Likewise, we watched House of Cards for a couple of seasons—who wouldn’t want to watch anything with Kevin Spacey in it, after all? But, toward the end of the first season, we realized there was not a single likable character on the show. They were devious, manipulative, cruel, and immoral. It depressed us to wonder how true-to-life some of the political intrigues and plots might be. Despite great acting, the show was a downer and the characters were not people we wanted in our home.
That’s become something of a litmus test for us when we watch a new show. In addition to wanting quality writing, stories, and acting, we want there to be at least a few characters we can root for, people we’d love to live next door to or encounter in our day-to-day lives.
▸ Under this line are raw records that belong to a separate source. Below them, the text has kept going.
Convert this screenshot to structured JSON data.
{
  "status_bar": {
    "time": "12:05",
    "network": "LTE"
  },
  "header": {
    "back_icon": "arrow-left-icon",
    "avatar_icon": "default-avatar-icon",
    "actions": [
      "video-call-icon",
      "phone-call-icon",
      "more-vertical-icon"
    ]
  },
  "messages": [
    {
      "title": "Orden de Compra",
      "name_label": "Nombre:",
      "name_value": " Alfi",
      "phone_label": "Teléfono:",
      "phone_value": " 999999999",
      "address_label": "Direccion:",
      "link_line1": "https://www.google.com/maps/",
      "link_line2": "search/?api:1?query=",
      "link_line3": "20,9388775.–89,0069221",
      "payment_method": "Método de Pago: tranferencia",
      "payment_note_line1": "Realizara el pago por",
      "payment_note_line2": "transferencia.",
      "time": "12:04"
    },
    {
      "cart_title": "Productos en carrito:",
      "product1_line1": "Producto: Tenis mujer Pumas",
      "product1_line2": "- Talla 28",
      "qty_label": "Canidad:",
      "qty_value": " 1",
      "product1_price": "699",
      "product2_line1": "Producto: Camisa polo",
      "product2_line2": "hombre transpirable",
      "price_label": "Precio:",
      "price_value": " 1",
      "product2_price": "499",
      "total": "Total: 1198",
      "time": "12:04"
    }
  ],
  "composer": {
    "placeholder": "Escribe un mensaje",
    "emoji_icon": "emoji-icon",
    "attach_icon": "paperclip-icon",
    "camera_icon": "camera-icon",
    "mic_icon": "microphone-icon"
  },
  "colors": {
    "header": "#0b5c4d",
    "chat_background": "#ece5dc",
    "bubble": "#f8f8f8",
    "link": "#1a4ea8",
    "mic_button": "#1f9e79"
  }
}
The last thing we want to watch is a show populated with mindless Pollyannas, but a couple of intelligent and likable characters—even amidst a number of unpleasant ones—that will at least give us something or someone to champion.
Yes, we’re probably missing some great television, but we’ve got books, and Netflix, and reruns of The Dick Van Dyke Show—now that’s a group of people I’d welcome into my home any day!
Who are you inviting in?
“When I was a boy and I would see scary things in the news, my mother would say to me, “Look for the helpers. You will always find people who are helping.” (Fred Rogers)